◆ Task requirements
State the number of lines in these records holding "JSON". Say nothing more.

◆ Material supplied
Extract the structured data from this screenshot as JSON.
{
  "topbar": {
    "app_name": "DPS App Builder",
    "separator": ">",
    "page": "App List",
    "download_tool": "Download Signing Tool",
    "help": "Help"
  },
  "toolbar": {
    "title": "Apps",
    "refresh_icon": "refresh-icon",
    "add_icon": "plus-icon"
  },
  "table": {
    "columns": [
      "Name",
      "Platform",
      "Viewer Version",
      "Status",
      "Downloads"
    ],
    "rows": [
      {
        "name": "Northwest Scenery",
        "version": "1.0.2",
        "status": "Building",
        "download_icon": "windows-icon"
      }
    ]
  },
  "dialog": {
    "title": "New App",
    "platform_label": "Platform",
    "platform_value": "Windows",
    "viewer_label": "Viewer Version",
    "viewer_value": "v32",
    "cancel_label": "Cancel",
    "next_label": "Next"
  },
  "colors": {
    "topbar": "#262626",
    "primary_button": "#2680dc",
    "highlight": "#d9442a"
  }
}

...

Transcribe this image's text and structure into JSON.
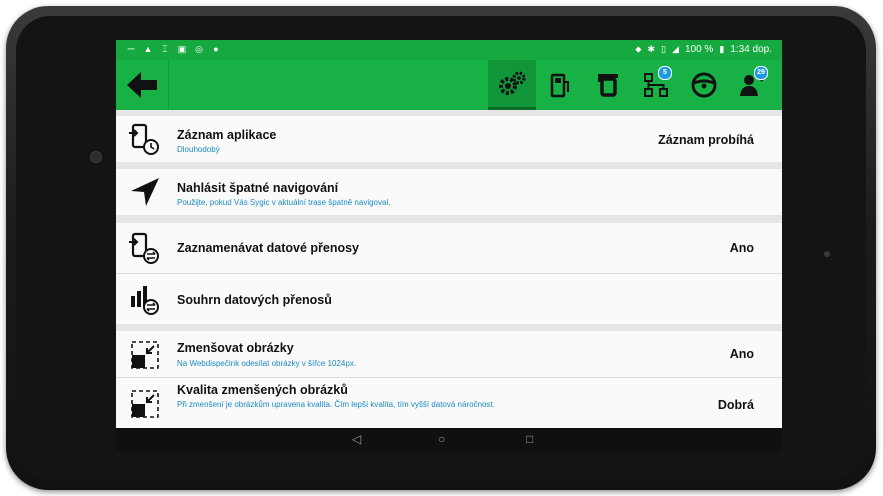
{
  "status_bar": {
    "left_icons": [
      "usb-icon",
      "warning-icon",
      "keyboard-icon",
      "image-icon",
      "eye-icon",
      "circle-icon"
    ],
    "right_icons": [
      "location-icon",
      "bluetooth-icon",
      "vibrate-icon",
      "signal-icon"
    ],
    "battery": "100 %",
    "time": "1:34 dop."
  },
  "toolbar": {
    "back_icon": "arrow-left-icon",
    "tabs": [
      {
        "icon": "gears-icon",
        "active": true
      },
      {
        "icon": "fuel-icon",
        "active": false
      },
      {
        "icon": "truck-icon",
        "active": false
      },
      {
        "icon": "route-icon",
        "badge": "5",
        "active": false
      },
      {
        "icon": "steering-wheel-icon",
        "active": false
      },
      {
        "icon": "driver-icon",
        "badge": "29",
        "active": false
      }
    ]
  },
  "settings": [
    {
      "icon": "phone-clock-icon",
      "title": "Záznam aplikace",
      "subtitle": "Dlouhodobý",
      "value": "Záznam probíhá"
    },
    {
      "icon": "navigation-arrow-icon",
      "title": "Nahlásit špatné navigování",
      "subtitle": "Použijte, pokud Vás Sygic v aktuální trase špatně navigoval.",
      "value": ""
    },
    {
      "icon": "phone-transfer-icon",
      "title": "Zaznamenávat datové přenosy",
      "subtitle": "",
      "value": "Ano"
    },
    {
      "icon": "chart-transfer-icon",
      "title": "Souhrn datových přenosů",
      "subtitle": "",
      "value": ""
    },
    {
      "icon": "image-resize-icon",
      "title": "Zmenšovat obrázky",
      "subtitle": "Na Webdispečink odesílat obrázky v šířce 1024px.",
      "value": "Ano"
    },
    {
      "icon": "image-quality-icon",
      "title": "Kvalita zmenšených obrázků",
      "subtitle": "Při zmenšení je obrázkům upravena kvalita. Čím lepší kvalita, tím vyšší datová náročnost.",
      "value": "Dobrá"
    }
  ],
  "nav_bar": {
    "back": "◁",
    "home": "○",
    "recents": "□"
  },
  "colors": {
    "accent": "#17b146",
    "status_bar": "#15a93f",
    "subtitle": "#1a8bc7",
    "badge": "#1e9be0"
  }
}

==

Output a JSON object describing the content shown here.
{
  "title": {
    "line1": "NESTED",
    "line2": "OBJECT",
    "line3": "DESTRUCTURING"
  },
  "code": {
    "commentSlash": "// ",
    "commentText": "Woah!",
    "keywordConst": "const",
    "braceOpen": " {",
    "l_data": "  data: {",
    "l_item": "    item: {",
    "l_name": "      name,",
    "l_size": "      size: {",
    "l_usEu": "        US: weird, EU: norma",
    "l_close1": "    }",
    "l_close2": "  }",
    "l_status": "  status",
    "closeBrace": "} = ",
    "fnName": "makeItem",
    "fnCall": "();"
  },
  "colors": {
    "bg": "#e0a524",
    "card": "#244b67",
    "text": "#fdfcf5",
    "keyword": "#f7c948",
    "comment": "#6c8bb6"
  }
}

◆ Response to the exercise
3